Released in mid-1990, the Commodore Amiga 3000 is a 32-bit high-end business machine featuring the MC68030, ECS graphics, a revision of the AmigaOS, and a standard VGA output. A3000 is fully compatible with old Amigas and can be seen as the ‘dream machine’ of every Amiga user, the only con is that it can’t run AGA software.
Priced at $1,399, the Macintosh Color Classic was manufactured from February 1993 to May 1995. However, it was sold up to January 1998 in the European and Japanese markets. The color classic offered the "all-in-one" design, with an integrated color RGB Sony Trinitron display. It was the first "all-in-one" Mac to adopt a new modern design with a lot of lines and curves.

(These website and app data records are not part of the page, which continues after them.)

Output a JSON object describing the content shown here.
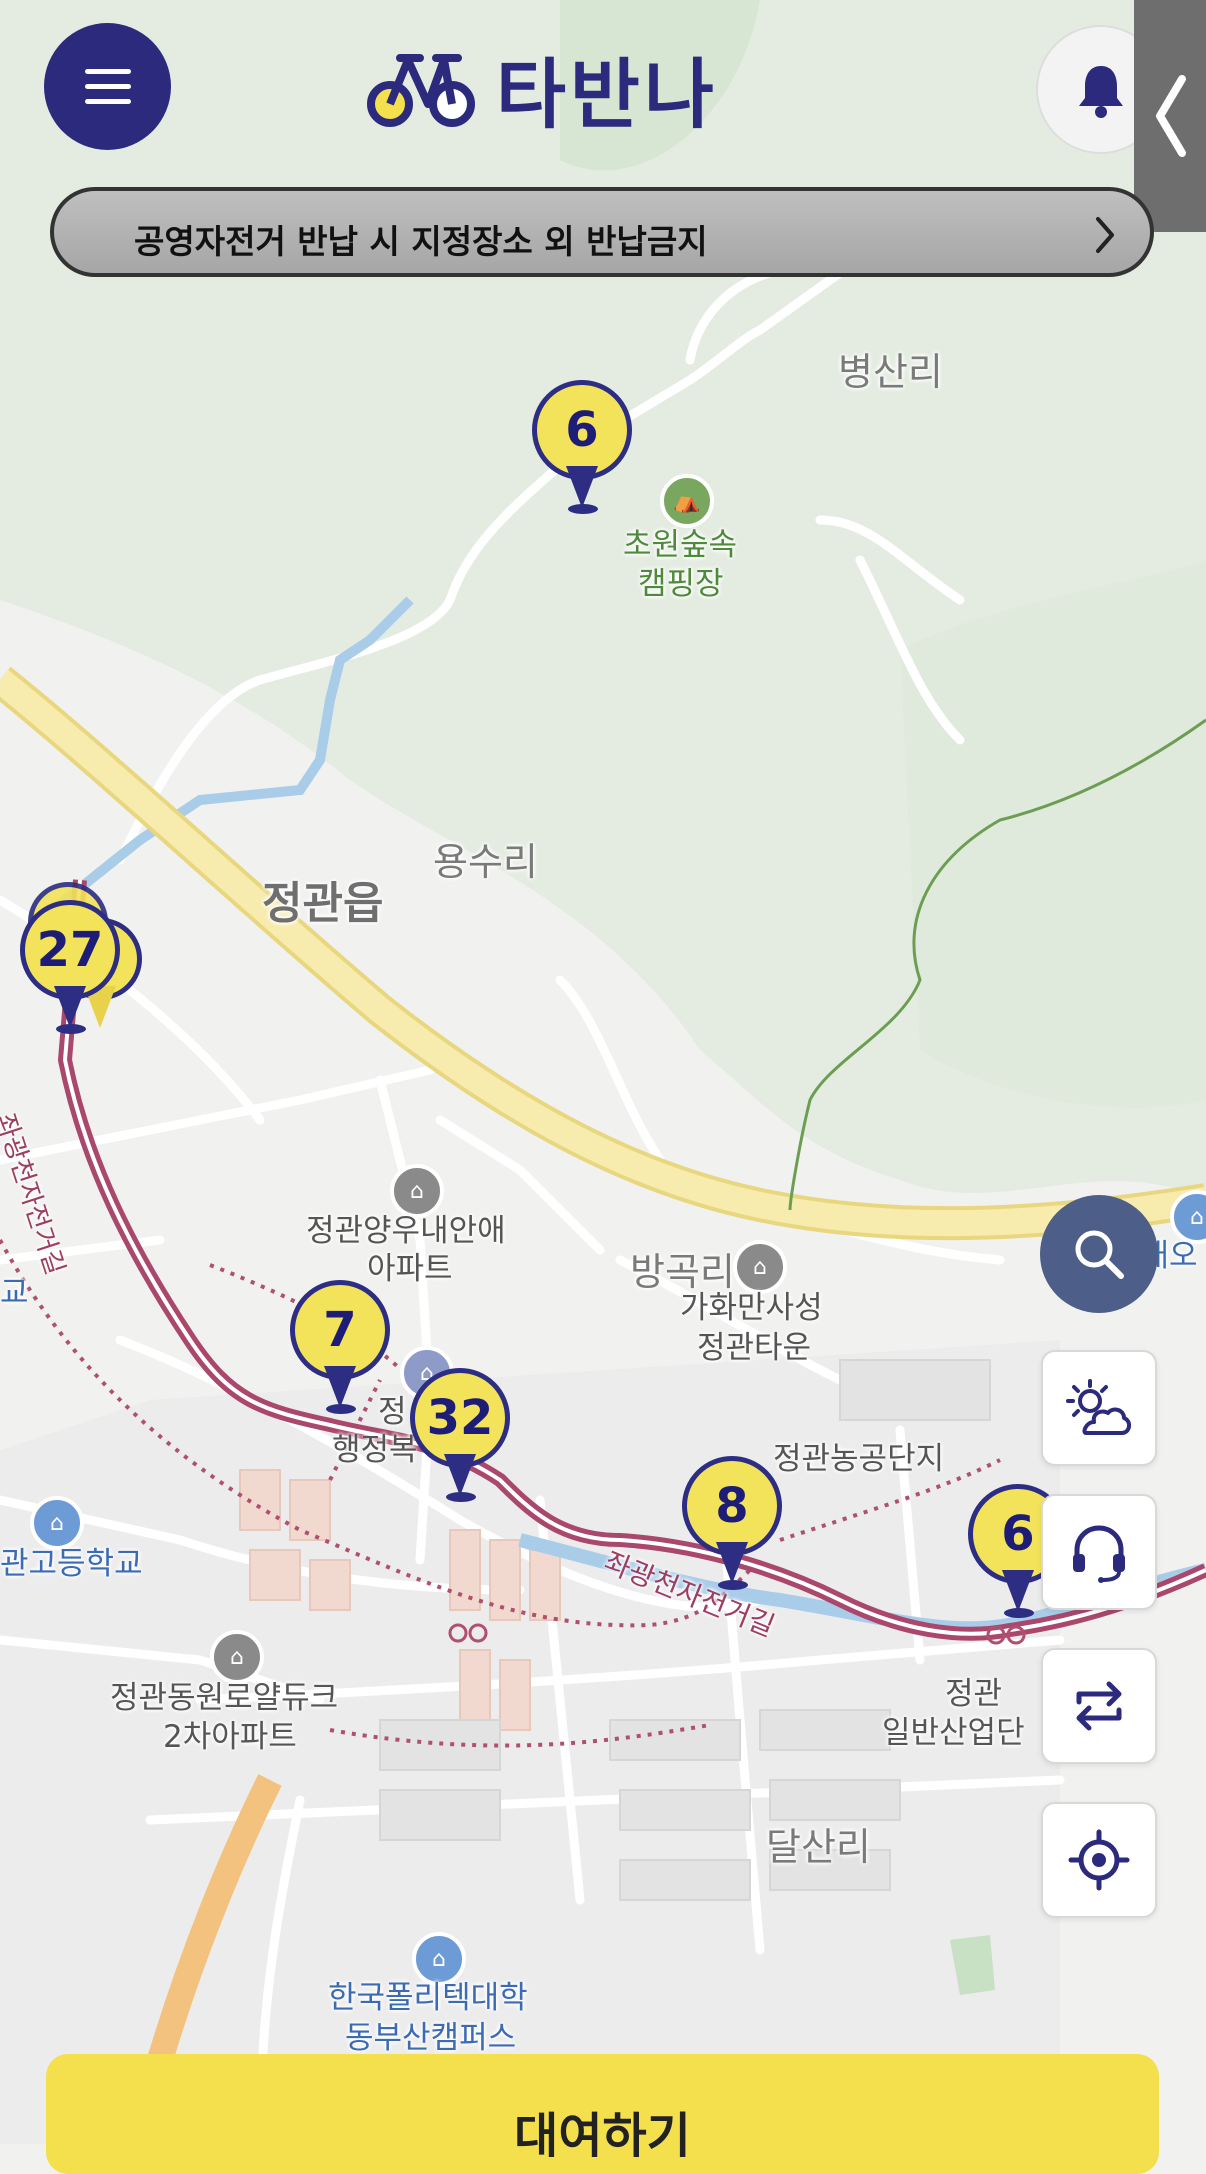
{
  "header": {
    "logo_text": "타반나",
    "notice": "공영자전거 반납 시 지정장소 외 반납금지"
  },
  "map_labels": {
    "byeongsan": "병산리",
    "campsite_1": "초원숲속",
    "campsite_2": "캠핑장",
    "yongsu": "용수리",
    "jeonggwan_eup": "정관읍",
    "apt_woonae_1": "정관양우내안애",
    "apt_woonae_2": "아파트",
    "banggok": "방곡리",
    "gahwa_1": "가화만사성",
    "gahwa_2": "정관타운",
    "jeonggwan_office_1": "정",
    "jeonggwan_office_2": "행정복",
    "agri_complex": "정관농공단지",
    "highschool": "관고등학교",
    "left_edge": "교",
    "dongwon_1": "정관동원로얄듀크",
    "dongwon_2": "2차아파트",
    "industrial_1": "정관",
    "industrial_2": "일반산업단",
    "dalsan": "달산리",
    "polytech_1": "한국폴리텍대학",
    "polytech_2": "동부산캠퍼스",
    "hyundai_oil": "현대오",
    "bike_road_1": "좌광천자전거길",
    "bike_road_2": "좌광천자전거길"
  },
  "stations": [
    {
      "count": "6"
    },
    {
      "count": "27"
    },
    {
      "count": "7"
    },
    {
      "count": "32"
    },
    {
      "count": "8"
    },
    {
      "count": "6"
    }
  ],
  "controls": {
    "rent_button": "대여하기"
  },
  "colors": {
    "brand_navy": "#2c2a7d",
    "pin_yellow": "#f3e35a",
    "rent_yellow": "#f4e04d",
    "bike_route": "#b0506f",
    "highway": "#f7e7a3",
    "river": "#a9cde9"
  },
  "icons": [
    "menu-icon",
    "bike-logo-icon",
    "bell-icon",
    "chevron-left-icon",
    "chevron-right-icon",
    "search-icon",
    "weather-icon",
    "headset-icon",
    "swap-icon",
    "location-target-icon",
    "campsite-icon",
    "apartment-icon",
    "school-icon",
    "university-icon"
  ]
}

Released in October 1992, Amiga 1200 was sold for £399 in the UK and $599 in the United States. A1200 was one of the best home micros of all time featuring 24-bit graphics, a 32-bit architecture, and the new 3.0/3.1 operating system. The computer was in production even after Commodore’s demise, until 1996.
The Lisa is a rare GUI-based business computer released by Apple Computer, Inc. in 1983. There are two editions (Lisa I and Lisa II), while Lisa 2/10, was modified and later released as the Macintosh XL. The Lisa computer was more advanced than the later Macintosh 128/512K but it was far more expensive. Lisa 1 was sold for $9,995 which means around $29,000 in today’s money. Lisa 2 was less expensive.
It is estimated that around 10,000 Lisa units were sold (only 500 Lisa 1)